- [Data]
++++++++

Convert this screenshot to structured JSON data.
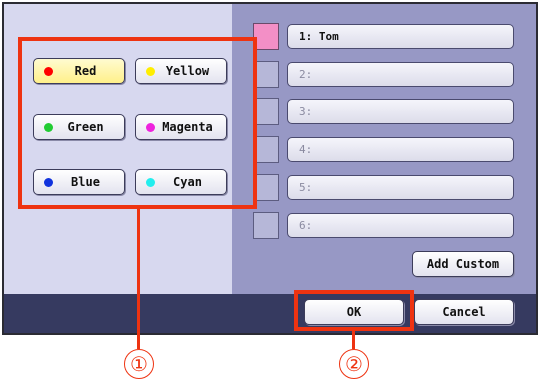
{
  "colors": [
    {
      "label": "Red",
      "dot": "#ff0000",
      "selected": true
    },
    {
      "label": "Yellow",
      "dot": "#ffee00",
      "selected": false
    },
    {
      "label": "Green",
      "dot": "#22cc33",
      "selected": false
    },
    {
      "label": "Magenta",
      "dot": "#ee22dd",
      "selected": false
    },
    {
      "label": "Blue",
      "dot": "#1133dd",
      "selected": false
    },
    {
      "label": "Cyan",
      "dot": "#22eeee",
      "selected": false
    }
  ],
  "entries": [
    {
      "label": "1: Tom",
      "swatch": "#f38fc6"
    },
    {
      "label": "2:",
      "swatch": ""
    },
    {
      "label": "3:",
      "swatch": ""
    },
    {
      "label": "4:",
      "swatch": ""
    },
    {
      "label": "5:",
      "swatch": ""
    },
    {
      "label": "6:",
      "swatch": ""
    }
  ],
  "buttons": {
    "add_custom": "Add Custom",
    "ok": "OK",
    "cancel": "Cancel"
  },
  "callouts": {
    "one": "①",
    "two": "②"
  },
  "theme": {
    "accent": "#ee3311",
    "bottom_bar": "#363a60"
  }
}
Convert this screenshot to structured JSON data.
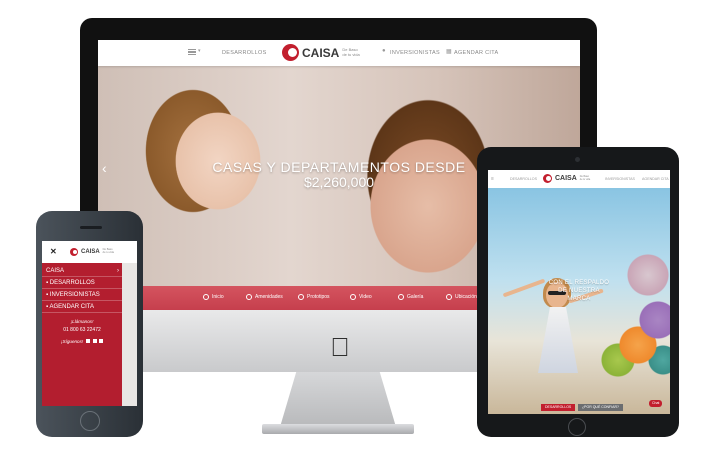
{
  "colors": {
    "brand_red": "#c21f2e",
    "bar_red": "#cf4a57",
    "dark": "#111111"
  },
  "brand": {
    "name": "CAISA",
    "tagline_line1": "De Baso",
    "tagline_line2": "de tu vida"
  },
  "desktop": {
    "nav": {
      "menu_icon": "hamburger-icon",
      "desarrollos": "DESARROLLOS",
      "inversionistas": "INVERSIONISTAS",
      "agendar": "AGENDAR CITA"
    },
    "hero": {
      "line1": "CASAS Y DEPARTAMENTOS DESDE",
      "line2": "$2,260,000",
      "prev_arrow": "‹"
    },
    "bottom_bar": [
      {
        "label": "Inicio",
        "icon": "home-icon"
      },
      {
        "label": "Amenidades",
        "icon": "amenities-icon"
      },
      {
        "label": "Prototipos",
        "icon": "prototypes-icon"
      },
      {
        "label": "Video",
        "icon": "video-icon"
      },
      {
        "label": "Galería",
        "icon": "gallery-icon"
      },
      {
        "label": "Ubicación",
        "icon": "location-icon"
      }
    ]
  },
  "phone": {
    "close": "✕",
    "menu": [
      {
        "label": "CAISA",
        "arrow": "›"
      },
      {
        "label": "DESARROLLOS"
      },
      {
        "label": "INVERSIONISTAS"
      },
      {
        "label": "AGENDAR CITA"
      }
    ],
    "call_label": "¡Llámanos!",
    "phone_number": "01 800 63 22472",
    "follow_label": "¡Síguenos!"
  },
  "tablet": {
    "nav": {
      "menu_icon": "hamburger-icon",
      "desarrollos": "DESARROLLOS",
      "inversionistas": "INVERSIONISTAS",
      "agendar": "AGENDAR CITA"
    },
    "hero": {
      "line1": "CON EL RESPALDO",
      "line2": "DE NUESTRA",
      "line3": "MARCA"
    },
    "buttons": {
      "primary": "DESARROLLOS",
      "secondary": "¿POR QUÉ CONFIAR?"
    },
    "chat": "Chat"
  }
}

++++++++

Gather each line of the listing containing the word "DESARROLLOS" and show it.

- [Output for this task]
      "desarrollos": "DESARROLLOS",
        "label": "DESARROLLOS"
      "desarrollos": "DESARROLLOS",
      "primary": "DESARROLLOS",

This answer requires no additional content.